At least 1.6 million Nigerians are in need of emergency shelters. They are living in makeshift shelters and seeking refuge in overcrowded, poorly resourced camps settings or local communities. Shelters constructed in camps have been predominantly temporary, emergency shelters not meant for long-term use. Outside of camps, semi-permanent shelters used by displaced people are in ruins. Our shelter teams:

  • Construct shelters in camps and urban areas.
  • Distribute cash e-vouchers, to purchase shelter materials from pre-approved shops.
  • Improve infrastructure, such as sewers.


We recently built 950 shelters for vulnerable people living in camps and cities.


Information, counselling and legal assistance (ICLA)

In some cases, housing, land and property (HLP) disputes can limit displaced Nigerians' access to shelter and land. Some rights and services in Nigeria are only available after producing a certain dossier of legal identity documents. Cultural norms mean that women and minority groups are particularly likely to face challenges. Our ICLA teams:

  • Provide free legal counselling on HLP rights and legal documentation.
  • Strengthen security of tenure for displaced Nigerians living in urban areas, where unclear rental and land property agreements can result in forced evictions and multiple displacements.
  • Assist in the Collaborative Dispute Resolution (CDR) process to resolve legal disputes.
  • Provide training for Nigerian government officials and employees of INGOs working in socio-economic departments on HLP rights.
  • Provide training for employees in formal and informal legal bodies on protecting displaced people and HLP rights.


Water, sanitation and hygiene (WASH)

In settlements and camps, hygiene promotion is vital to preventing the outbreak of diseases such as cholera. Our WASH teams work inside and outside of camps. Our WASH activities:

  • Provide safe water and hygiene kits.
  • Construct latrines, hand washing and bathing facilities, in coordination with our shelter teams.
  • Conduct training sessions to promote good hygiene practices.

Recently, we provided safe water sources and built latrines, hand washing stations, and bathing facilities for 7,500 people. We also reached over 10,000 people on hygiene promotion through door-to-door campaigns and discussion groups, and distributed 500 hygiene kits.

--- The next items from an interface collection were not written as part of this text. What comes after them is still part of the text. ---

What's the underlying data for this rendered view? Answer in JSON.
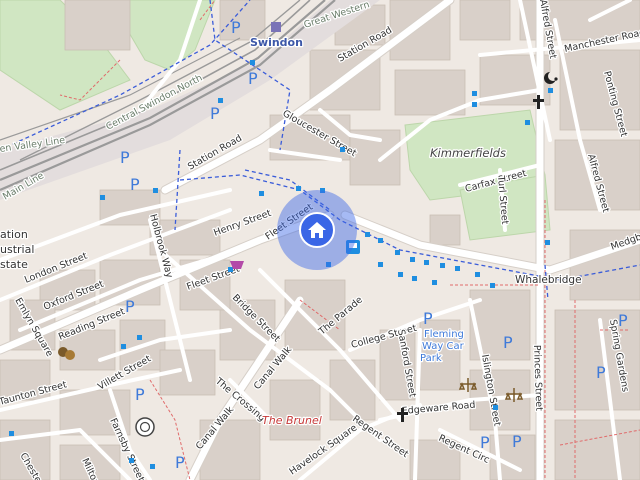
{
  "map": {
    "station": "Swindon",
    "places": {
      "kimmerfields": "Kimmerfields",
      "whalebridge": "Whalebridge",
      "the_brunel": "The Brunel",
      "car_park": [
        "Fleming",
        "Way Car",
        "Park"
      ],
      "estate": [
        "ation",
        "ustrial",
        "state"
      ]
    },
    "streets": {
      "station_road_1": "Station Road",
      "station_road_2": "Station Road",
      "gloucester": "Gloucester Street",
      "henry": "Henry Street",
      "fleet_1": "Fleet Street",
      "fleet_2": "Fleet Street",
      "bridge": "Bridge Street",
      "the_parade": "The Parade",
      "london": "London Street",
      "oxford": "Oxford Street",
      "reading": "Reading Street",
      "emlyn": "Emlyn Square",
      "holbrook": "Holbrook Way",
      "college": "College Street",
      "sanford": "Sanford Street",
      "islington": "Islington Street",
      "princes": "Princes Street",
      "edgeware": "Edgeware Road",
      "regent_1": "Regent Street",
      "regent_2": "Regent Circ",
      "havelock": "Havelock Square",
      "canal_walk_1": "Canal Walk",
      "canal_walk_2": "Canal Walk",
      "the_crossing": "The Crossing",
      "villett": "Villett Street",
      "farnsby": "Farnsby Street",
      "milton": "Milton",
      "chester": "Chester",
      "taunton": "Taunton Street",
      "carfax": "Carfax Street",
      "turl": "Turl Street",
      "alfred_1": "Alfred Street",
      "alfred_2": "Alfred Street",
      "manchester": "Manchester Road",
      "ponting": "Ponting Street",
      "spring": "Spring Gardens",
      "medgbury": "Medgb",
      "great_western": "Great Western",
      "central_swindon_north": "Central Swindon North",
      "golden_valley": "en Valley Line",
      "main_line": "Main Line",
      "state": "state"
    },
    "parking_label": "P",
    "colors": {
      "background": "#efe9e3",
      "building": "#d9d0c9",
      "road": "#ffffff",
      "green": "#d0e6c2",
      "rail": "#9a9a9a",
      "location": "#3a66e6",
      "bus_stop": "#1f8ee0",
      "parking": "#3f7ad9"
    },
    "icons": [
      "home-icon",
      "parking-icon",
      "bus-stop-icon",
      "church-icon",
      "mosque-icon",
      "theatre-icon",
      "court-icon",
      "roundabout-icon",
      "railway-station-icon"
    ]
  }
}
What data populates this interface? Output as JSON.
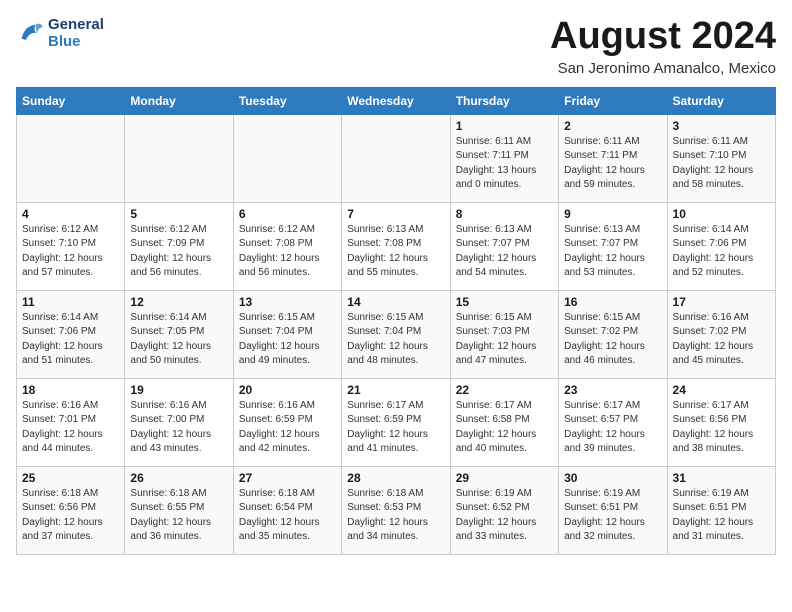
{
  "header": {
    "logo_line1": "General",
    "logo_line2": "Blue",
    "month_year": "August 2024",
    "location": "San Jeronimo Amanalco, Mexico"
  },
  "days_of_week": [
    "Sunday",
    "Monday",
    "Tuesday",
    "Wednesday",
    "Thursday",
    "Friday",
    "Saturday"
  ],
  "weeks": [
    [
      {
        "day": "",
        "info": ""
      },
      {
        "day": "",
        "info": ""
      },
      {
        "day": "",
        "info": ""
      },
      {
        "day": "",
        "info": ""
      },
      {
        "day": "1",
        "info": "Sunrise: 6:11 AM\nSunset: 7:11 PM\nDaylight: 13 hours\nand 0 minutes."
      },
      {
        "day": "2",
        "info": "Sunrise: 6:11 AM\nSunset: 7:11 PM\nDaylight: 12 hours\nand 59 minutes."
      },
      {
        "day": "3",
        "info": "Sunrise: 6:11 AM\nSunset: 7:10 PM\nDaylight: 12 hours\nand 58 minutes."
      }
    ],
    [
      {
        "day": "4",
        "info": "Sunrise: 6:12 AM\nSunset: 7:10 PM\nDaylight: 12 hours\nand 57 minutes."
      },
      {
        "day": "5",
        "info": "Sunrise: 6:12 AM\nSunset: 7:09 PM\nDaylight: 12 hours\nand 56 minutes."
      },
      {
        "day": "6",
        "info": "Sunrise: 6:12 AM\nSunset: 7:08 PM\nDaylight: 12 hours\nand 56 minutes."
      },
      {
        "day": "7",
        "info": "Sunrise: 6:13 AM\nSunset: 7:08 PM\nDaylight: 12 hours\nand 55 minutes."
      },
      {
        "day": "8",
        "info": "Sunrise: 6:13 AM\nSunset: 7:07 PM\nDaylight: 12 hours\nand 54 minutes."
      },
      {
        "day": "9",
        "info": "Sunrise: 6:13 AM\nSunset: 7:07 PM\nDaylight: 12 hours\nand 53 minutes."
      },
      {
        "day": "10",
        "info": "Sunrise: 6:14 AM\nSunset: 7:06 PM\nDaylight: 12 hours\nand 52 minutes."
      }
    ],
    [
      {
        "day": "11",
        "info": "Sunrise: 6:14 AM\nSunset: 7:06 PM\nDaylight: 12 hours\nand 51 minutes."
      },
      {
        "day": "12",
        "info": "Sunrise: 6:14 AM\nSunset: 7:05 PM\nDaylight: 12 hours\nand 50 minutes."
      },
      {
        "day": "13",
        "info": "Sunrise: 6:15 AM\nSunset: 7:04 PM\nDaylight: 12 hours\nand 49 minutes."
      },
      {
        "day": "14",
        "info": "Sunrise: 6:15 AM\nSunset: 7:04 PM\nDaylight: 12 hours\nand 48 minutes."
      },
      {
        "day": "15",
        "info": "Sunrise: 6:15 AM\nSunset: 7:03 PM\nDaylight: 12 hours\nand 47 minutes."
      },
      {
        "day": "16",
        "info": "Sunrise: 6:15 AM\nSunset: 7:02 PM\nDaylight: 12 hours\nand 46 minutes."
      },
      {
        "day": "17",
        "info": "Sunrise: 6:16 AM\nSunset: 7:02 PM\nDaylight: 12 hours\nand 45 minutes."
      }
    ],
    [
      {
        "day": "18",
        "info": "Sunrise: 6:16 AM\nSunset: 7:01 PM\nDaylight: 12 hours\nand 44 minutes."
      },
      {
        "day": "19",
        "info": "Sunrise: 6:16 AM\nSunset: 7:00 PM\nDaylight: 12 hours\nand 43 minutes."
      },
      {
        "day": "20",
        "info": "Sunrise: 6:16 AM\nSunset: 6:59 PM\nDaylight: 12 hours\nand 42 minutes."
      },
      {
        "day": "21",
        "info": "Sunrise: 6:17 AM\nSunset: 6:59 PM\nDaylight: 12 hours\nand 41 minutes."
      },
      {
        "day": "22",
        "info": "Sunrise: 6:17 AM\nSunset: 6:58 PM\nDaylight: 12 hours\nand 40 minutes."
      },
      {
        "day": "23",
        "info": "Sunrise: 6:17 AM\nSunset: 6:57 PM\nDaylight: 12 hours\nand 39 minutes."
      },
      {
        "day": "24",
        "info": "Sunrise: 6:17 AM\nSunset: 6:56 PM\nDaylight: 12 hours\nand 38 minutes."
      }
    ],
    [
      {
        "day": "25",
        "info": "Sunrise: 6:18 AM\nSunset: 6:56 PM\nDaylight: 12 hours\nand 37 minutes."
      },
      {
        "day": "26",
        "info": "Sunrise: 6:18 AM\nSunset: 6:55 PM\nDaylight: 12 hours\nand 36 minutes."
      },
      {
        "day": "27",
        "info": "Sunrise: 6:18 AM\nSunset: 6:54 PM\nDaylight: 12 hours\nand 35 minutes."
      },
      {
        "day": "28",
        "info": "Sunrise: 6:18 AM\nSunset: 6:53 PM\nDaylight: 12 hours\nand 34 minutes."
      },
      {
        "day": "29",
        "info": "Sunrise: 6:19 AM\nSunset: 6:52 PM\nDaylight: 12 hours\nand 33 minutes."
      },
      {
        "day": "30",
        "info": "Sunrise: 6:19 AM\nSunset: 6:51 PM\nDaylight: 12 hours\nand 32 minutes."
      },
      {
        "day": "31",
        "info": "Sunrise: 6:19 AM\nSunset: 6:51 PM\nDaylight: 12 hours\nand 31 minutes."
      }
    ]
  ]
}
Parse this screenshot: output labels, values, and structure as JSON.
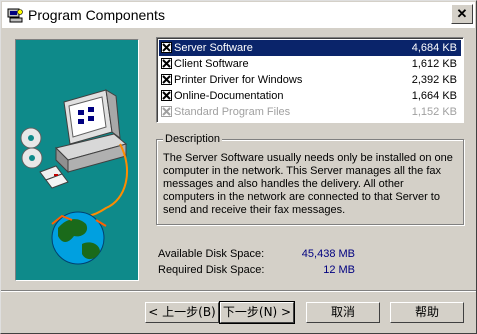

About NRC in Nigeria

Budget 2016
116,2 million NOK
Abuja (Country Office), Maiduguri
Budget 2015
25,1 million NOK

NRC in Nigeria

Country Director

Cheick Ba